- _Exercise prompt_: Your response should contain every line from the data below that holds the string "true".
(Study material)
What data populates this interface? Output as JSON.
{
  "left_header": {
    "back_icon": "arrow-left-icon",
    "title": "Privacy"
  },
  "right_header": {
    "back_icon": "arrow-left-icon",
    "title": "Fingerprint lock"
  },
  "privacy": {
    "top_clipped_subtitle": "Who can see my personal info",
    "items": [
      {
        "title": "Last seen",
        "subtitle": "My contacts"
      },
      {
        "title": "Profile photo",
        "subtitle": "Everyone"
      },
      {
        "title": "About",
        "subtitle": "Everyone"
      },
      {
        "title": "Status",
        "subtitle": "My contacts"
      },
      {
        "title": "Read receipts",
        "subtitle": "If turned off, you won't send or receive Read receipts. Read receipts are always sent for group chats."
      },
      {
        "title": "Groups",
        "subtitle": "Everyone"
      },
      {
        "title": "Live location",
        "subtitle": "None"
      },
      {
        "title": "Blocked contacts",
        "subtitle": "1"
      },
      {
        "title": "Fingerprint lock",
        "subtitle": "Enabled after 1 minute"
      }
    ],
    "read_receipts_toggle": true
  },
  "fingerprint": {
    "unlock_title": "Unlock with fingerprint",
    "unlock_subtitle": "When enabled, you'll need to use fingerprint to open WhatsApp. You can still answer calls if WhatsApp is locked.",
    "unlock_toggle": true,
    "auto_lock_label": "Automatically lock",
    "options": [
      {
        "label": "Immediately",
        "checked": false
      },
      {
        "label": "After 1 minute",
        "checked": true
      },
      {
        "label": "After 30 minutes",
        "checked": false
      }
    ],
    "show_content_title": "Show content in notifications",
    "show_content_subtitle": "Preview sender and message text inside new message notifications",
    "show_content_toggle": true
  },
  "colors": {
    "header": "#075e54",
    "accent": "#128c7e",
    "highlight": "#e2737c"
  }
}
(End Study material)
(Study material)
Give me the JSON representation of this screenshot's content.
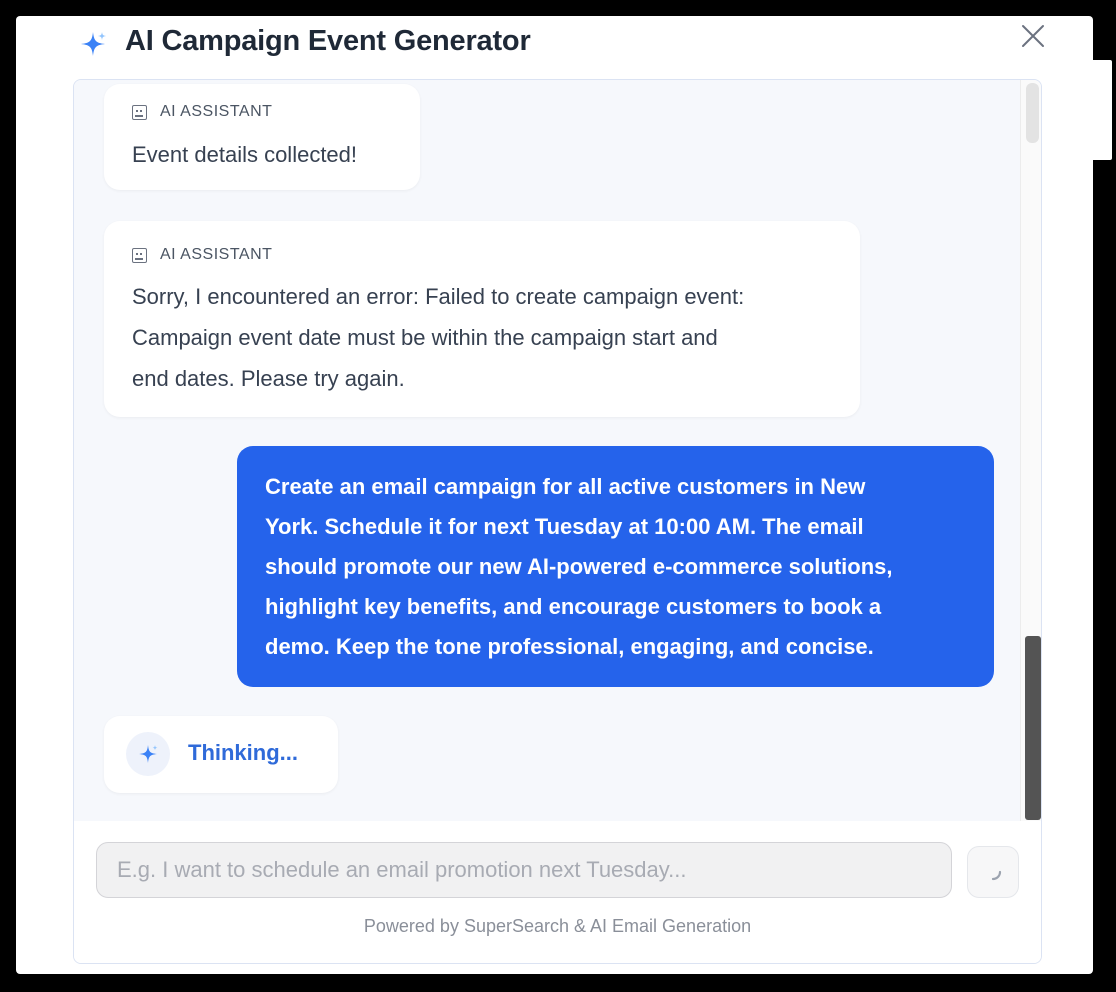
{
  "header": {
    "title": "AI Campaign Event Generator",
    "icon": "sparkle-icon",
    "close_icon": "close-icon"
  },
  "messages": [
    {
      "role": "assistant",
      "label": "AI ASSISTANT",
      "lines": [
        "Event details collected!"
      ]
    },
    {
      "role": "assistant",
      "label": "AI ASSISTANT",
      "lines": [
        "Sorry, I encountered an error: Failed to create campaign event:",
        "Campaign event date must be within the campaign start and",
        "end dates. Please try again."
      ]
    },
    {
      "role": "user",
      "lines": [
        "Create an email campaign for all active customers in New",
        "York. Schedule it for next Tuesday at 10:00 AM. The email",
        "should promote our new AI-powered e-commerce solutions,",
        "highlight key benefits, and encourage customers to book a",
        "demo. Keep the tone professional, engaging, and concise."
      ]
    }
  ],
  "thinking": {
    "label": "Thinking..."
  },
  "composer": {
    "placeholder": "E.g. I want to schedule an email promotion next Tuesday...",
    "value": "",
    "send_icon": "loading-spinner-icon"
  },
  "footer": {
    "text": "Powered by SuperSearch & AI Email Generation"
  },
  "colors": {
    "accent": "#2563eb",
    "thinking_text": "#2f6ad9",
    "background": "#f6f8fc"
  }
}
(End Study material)
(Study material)
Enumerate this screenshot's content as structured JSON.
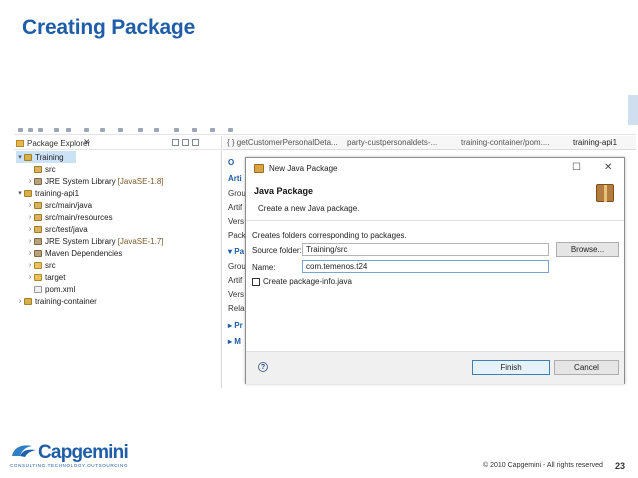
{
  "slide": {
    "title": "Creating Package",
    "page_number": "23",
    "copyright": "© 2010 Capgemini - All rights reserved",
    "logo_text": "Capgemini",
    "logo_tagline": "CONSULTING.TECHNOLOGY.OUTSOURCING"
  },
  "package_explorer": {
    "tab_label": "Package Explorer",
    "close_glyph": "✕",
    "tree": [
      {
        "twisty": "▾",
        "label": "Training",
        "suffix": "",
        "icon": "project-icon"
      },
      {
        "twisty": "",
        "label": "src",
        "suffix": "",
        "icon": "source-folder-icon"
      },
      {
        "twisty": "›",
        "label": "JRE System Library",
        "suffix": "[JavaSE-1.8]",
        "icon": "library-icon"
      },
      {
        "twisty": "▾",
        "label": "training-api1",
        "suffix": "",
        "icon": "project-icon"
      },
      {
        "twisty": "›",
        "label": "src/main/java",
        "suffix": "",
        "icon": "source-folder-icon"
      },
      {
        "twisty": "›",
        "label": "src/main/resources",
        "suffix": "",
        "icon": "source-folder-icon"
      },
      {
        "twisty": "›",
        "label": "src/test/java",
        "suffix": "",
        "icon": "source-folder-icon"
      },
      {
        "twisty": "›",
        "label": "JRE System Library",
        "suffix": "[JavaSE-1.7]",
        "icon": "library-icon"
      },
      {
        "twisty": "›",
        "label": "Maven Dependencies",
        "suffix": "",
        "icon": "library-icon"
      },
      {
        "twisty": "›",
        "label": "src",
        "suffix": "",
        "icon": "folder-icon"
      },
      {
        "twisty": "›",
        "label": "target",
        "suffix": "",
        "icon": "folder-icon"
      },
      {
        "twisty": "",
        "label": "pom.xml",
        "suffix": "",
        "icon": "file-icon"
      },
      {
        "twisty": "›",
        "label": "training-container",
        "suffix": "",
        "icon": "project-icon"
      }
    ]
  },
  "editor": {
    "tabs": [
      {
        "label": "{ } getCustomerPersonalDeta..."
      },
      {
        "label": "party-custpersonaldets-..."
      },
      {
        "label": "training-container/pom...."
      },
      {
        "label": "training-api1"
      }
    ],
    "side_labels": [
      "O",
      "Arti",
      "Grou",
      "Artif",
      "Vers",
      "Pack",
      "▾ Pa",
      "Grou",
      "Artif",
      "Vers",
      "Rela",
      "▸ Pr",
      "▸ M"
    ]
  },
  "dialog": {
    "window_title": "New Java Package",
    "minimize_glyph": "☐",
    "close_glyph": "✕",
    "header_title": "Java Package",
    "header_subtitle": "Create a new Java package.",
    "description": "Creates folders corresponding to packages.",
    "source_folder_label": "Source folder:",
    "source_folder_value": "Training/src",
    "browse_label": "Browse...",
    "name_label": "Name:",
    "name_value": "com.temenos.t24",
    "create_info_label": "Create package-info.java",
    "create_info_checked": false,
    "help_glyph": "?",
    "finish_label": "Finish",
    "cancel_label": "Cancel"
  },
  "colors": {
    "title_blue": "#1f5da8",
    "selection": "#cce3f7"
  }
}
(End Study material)
- _Answer section_:
    "read_receipts_toggle": true
    "unlock_toggle": true,
        "checked": true
    "show_content_toggle": true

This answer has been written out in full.